3 Huge Problems With Your Enterprise Wiki (It’s not What You Think)

Mercy Harper's picture

Want to get a content management geek fired up? Start talking about wiki software. The wiki can be a place to store definitions for our corporate acronyms and jargon, a spot to post reports and meeting minutes, and a space to store information about past projects. But what makes wikis so exciting is that they’re more than your average content repository. Wikis are collaborative—and this is their greatest strength and biggest weakness.

Once planted, many enterprise wikis either dry up like a desert (because people don’t contribute) or grow into an unnavigable jungle (because people contribute redundant, wrong, or irrelevant content). How can firms strike the right balance to create and maintain wikis that work?

APQC’s recent research on enterprise wikis finds the three key drivers of wiki success are:

  1. Strategy—building a plan for the wiki with purpose, audience, and use in mind
  2. Change management—crafting methods to get people engaged
  3. Measurement—establishing measures of success to show value, to know where to invest, and to maintain engagement

For more information, check out our new collection, Enterprise Wikis for Content and Knowledge Management, which includes the infographic below as well as key success measures, a diagnostic to help you assess the health of your wiki, an article on current wiki trends, and more.

enterprise wikis what they are and how they work


Jay Ashar's picture
I think Strategy, Change management and Measurement are high level resolutions/recommendation. For immediate impact, what are your thoughts on adding a bit og moderation to the wikis and laying out guidelines for a basic "Dos and Don'ts"?
Mercy Harper's picture

A great way to establish “dos and don’ts” is to embed them right into the wiki itself. Training materials and workflows for various activities—like flagging questionable content, vetting technical material, creating a new page—can be made into wiki pages, so that people find the tips they need right where they need them.

But how do you create these “dos and don’ts” in the first place? Some firms run a small “pilot wiki” for a business area first to help identify what works and what doesn’t. For existing enterprise wikis, firms can employ a usability analysis to find what employees are having trouble with, and tailor training materials and guidelines to meet these needs. IT can work with other stakeholders to develop guidelines that make sense to end-users. For more information, check out Trends in Enterprise Wikis: Building and Maintaining Wikis that Work. This article uses APQC research in tandem with ideas we heard at the 2014 Enterprise Wiki Summit to identify current trends—as well as some tips and tricks that other firms find useful—for wikis.
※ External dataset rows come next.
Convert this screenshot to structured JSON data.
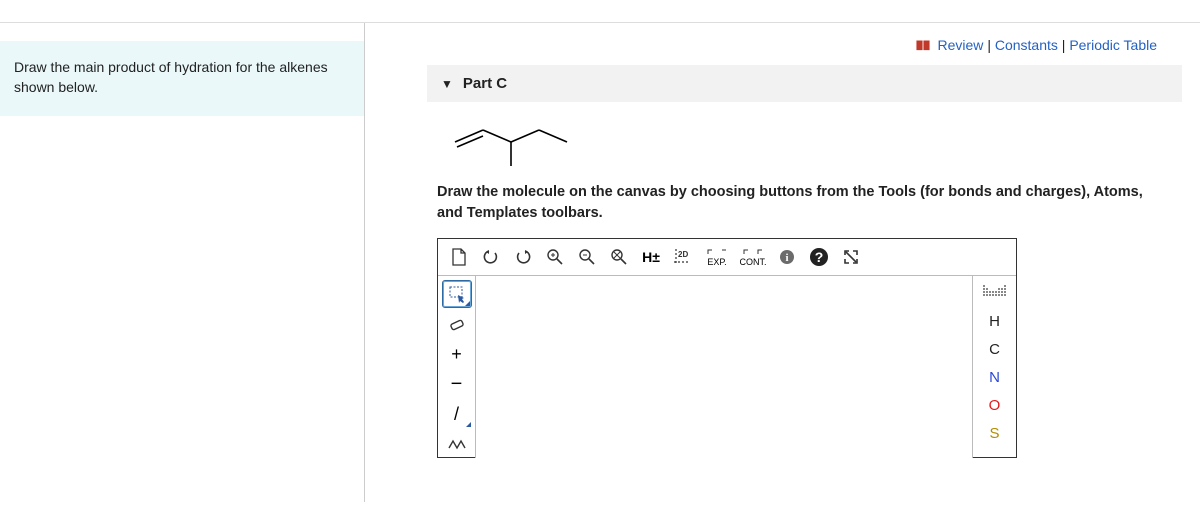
{
  "toplinks": {
    "review": "Review",
    "constants": "Constants",
    "periodic": "Periodic Table",
    "sep": "|"
  },
  "question": "Draw the main product of hydration for the alkenes shown below.",
  "part": {
    "label": "Part C"
  },
  "instructions": "Draw the molecule on the canvas by choosing buttons from the Tools (for bonds and charges), Atoms, and Templates toolbars.",
  "toolbar": {
    "hpm": "H±",
    "twod": "2D",
    "exp": "EXP.",
    "cont": "CONT."
  },
  "atoms": {
    "h": "H",
    "c": "C",
    "n": "N",
    "o": "O",
    "s": "S"
  },
  "left_tools": {
    "plus": "+",
    "minus": "−",
    "single": "/"
  }
}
angelomohanan's picture
I believe following point #2 under Change Management (Keys to Success) and leveraging an intuitive Wiki product will take care of your woes. Here are some Wiki turnoffs faced by 'teams on ground': - Wikis are supplementary platforms -Introduced in addition to PM tool, Calendar, Reporting tool etc. - Wikis are boring and require coding basics -Adding links, images, tables etc. require some effort Solve these and win!
Mercy Harper's picture
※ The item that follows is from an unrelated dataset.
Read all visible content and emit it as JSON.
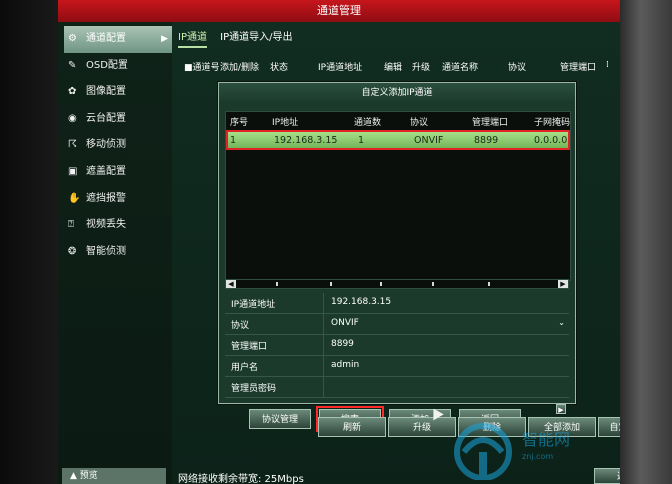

Totally agree, Angelo! Philippe Beaudette made a great point at the Wiki Summit that really stuck with me, and it has to do with tackling the "boring" wiki. Adding links, tables, images, etc...it does take effort! But this can actually be a great way to bring people on board that wouldn't normally see themselves as "wiki editors." Beaudette talked about how there are different roles in a wiki community:

  • "Gnomes," people who make small edits and tie up little loose ends to make things flow
  • "Dragons," people with lots of knowledge (or lots of enthusiasm!) who make huge edits, new pages, etc.
  • "Fairies," people who "beautify" the wiki by adding color and graphics, images, and hyperlinks

When it comes to thinking about who's contributing (and who should be contributing) to the wiki, it's easy to focus on the dragons. But people should know that they don't have to make huge edits and create new pages in order to contribute to the wiki. Letting people know that small edits and "beautifying" the wiki are valued contributions--in combination with a rich text editor that makes it less "code-y"--can go a long way to getting to thriving (and good looking!) enterprise wiki.


Anonymous's picture
So very true, Mercy. Glad you like the analogy. Philippe